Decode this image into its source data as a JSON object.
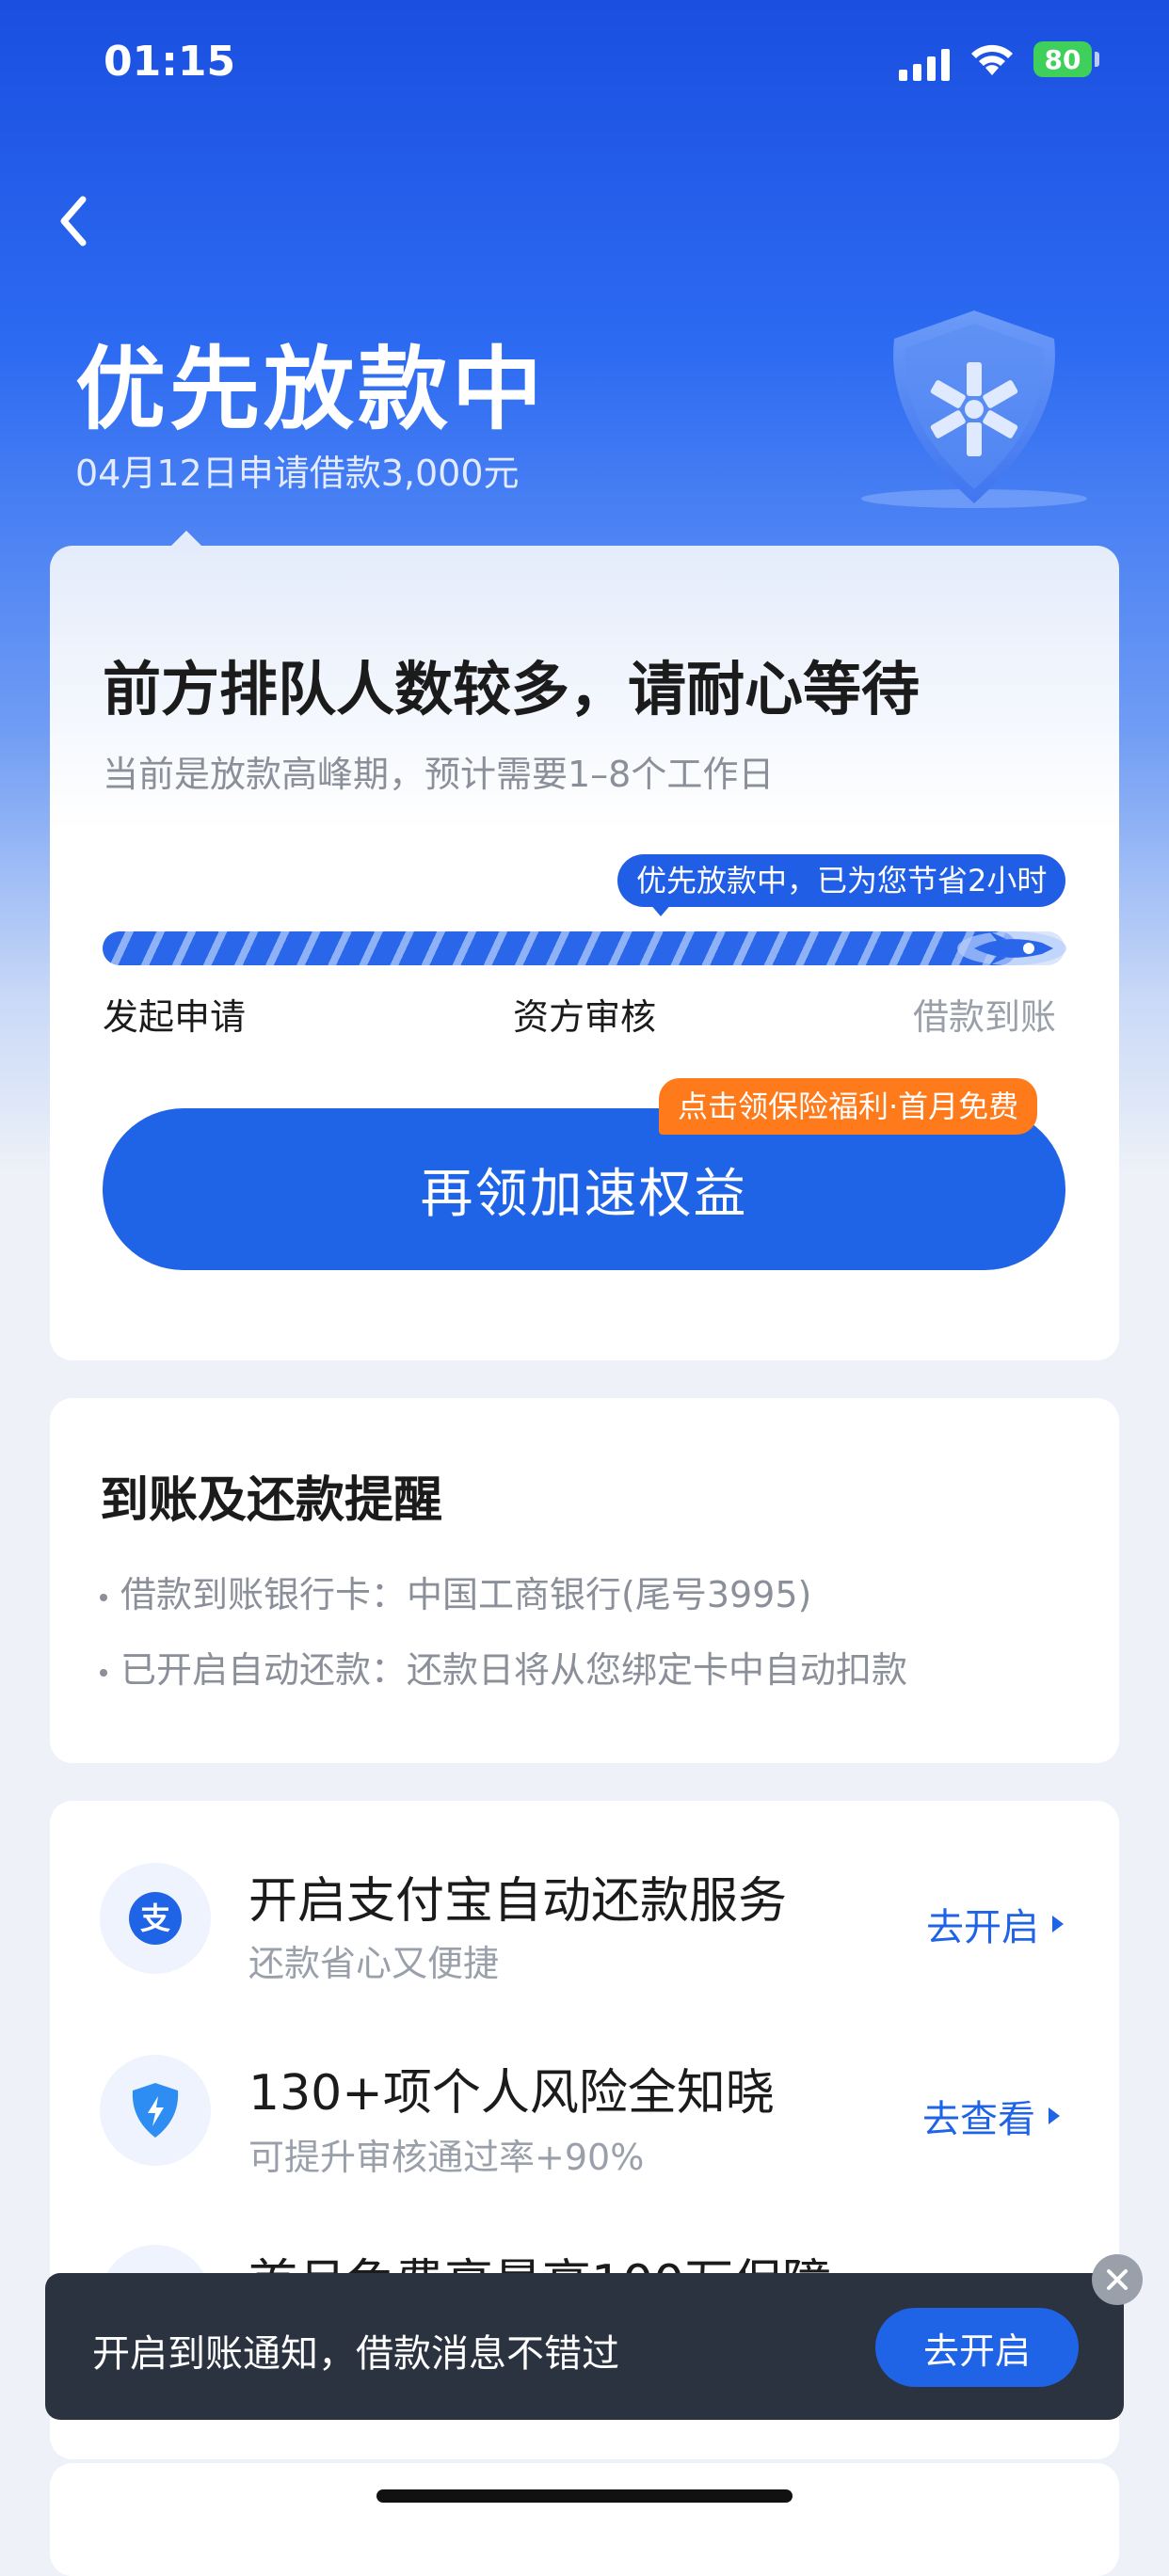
{
  "status_bar": {
    "time": "01:15",
    "battery": "80"
  },
  "header": {
    "title": "优先放款中",
    "subtitle": "04月12日申请借款3,000元"
  },
  "status_card": {
    "heading": "前方排队人数较多，请耐心等待",
    "subheading": "当前是放款高峰期，预计需要1–8个工作日",
    "progress_bubble": "优先放款中，已为您节省2小时",
    "progress_fraction": 0.95,
    "steps": [
      "发起申请",
      "资方审核",
      "借款到账"
    ],
    "accelerate_button": "再领加速权益",
    "promo_tag": "点击领保险福利·首月免费"
  },
  "reminder_card": {
    "title": "到账及还款提醒",
    "items": [
      "借款到账银行卡：中国工商银行(尾号3995)",
      "已开启自动还款：还款日将从您绑定卡中自动扣款"
    ]
  },
  "services": [
    {
      "title": "开启支付宝自动还款服务",
      "subtitle": "还款省心又便捷",
      "link": "去开启",
      "icon": "alipay-icon"
    },
    {
      "title": "130+项个人风险全知晓",
      "subtitle": "可提升审核通过率+90%",
      "link": "去查看",
      "icon": "shield-bolt-icon"
    },
    {
      "title": "首月免费享最高100万保障"
    }
  ],
  "toast": {
    "text": "开启到账通知，借款消息不错过",
    "button": "去开启"
  },
  "colors": {
    "primary": "#1f63e6",
    "promo": "#ff7a1a",
    "toast_bg": "#2b3340"
  }
}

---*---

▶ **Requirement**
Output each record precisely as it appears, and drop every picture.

▶ **Result of the exercise**
Decode this image into its source data as a JSON object.
{
  "status_bar": {
    "time": "01:15",
    "battery": "80"
  },
  "header": {
    "title": "优先放款中",
    "subtitle": "04月12日申请借款3,000元"
  },
  "status_card": {
    "heading": "前方排队人数较多，请耐心等待",
    "subheading": "当前是放款高峰期，预计需要1–8个工作日",
    "progress_bubble": "优先放款中，已为您节省2小时",
    "progress_fraction": 0.95,
    "steps": [
      "发起申请",
      "资方审核",
      "借款到账"
    ],
    "accelerate_button": "再领加速权益",
    "promo_tag": "点击领保险福利·首月免费"
  },
  "reminder_card": {
    "title": "到账及还款提醒",
    "items": [
      "借款到账银行卡：中国工商银行(尾号3995)",
      "已开启自动还款：还款日将从您绑定卡中自动扣款"
    ]
  },
  "services": [
    {
      "title": "开启支付宝自动还款服务",
      "subtitle": "还款省心又便捷",
      "link": "去开启",
      "icon": "alipay-icon"
    },
    {
      "title": "130+项个人风险全知晓",
      "subtitle": "可提升审核通过率+90%",
      "link": "去查看",
      "icon": "shield-bolt-icon"
    },
    {
      "title": "首月免费享最高100万保障"
    }
  ],
  "toast": {
    "text": "开启到账通知，借款消息不错过",
    "button": "去开启"
  },
  "colors": {
    "primary": "#1f63e6",
    "promo": "#ff7a1a",
    "toast_bg": "#2b3340"
  }
}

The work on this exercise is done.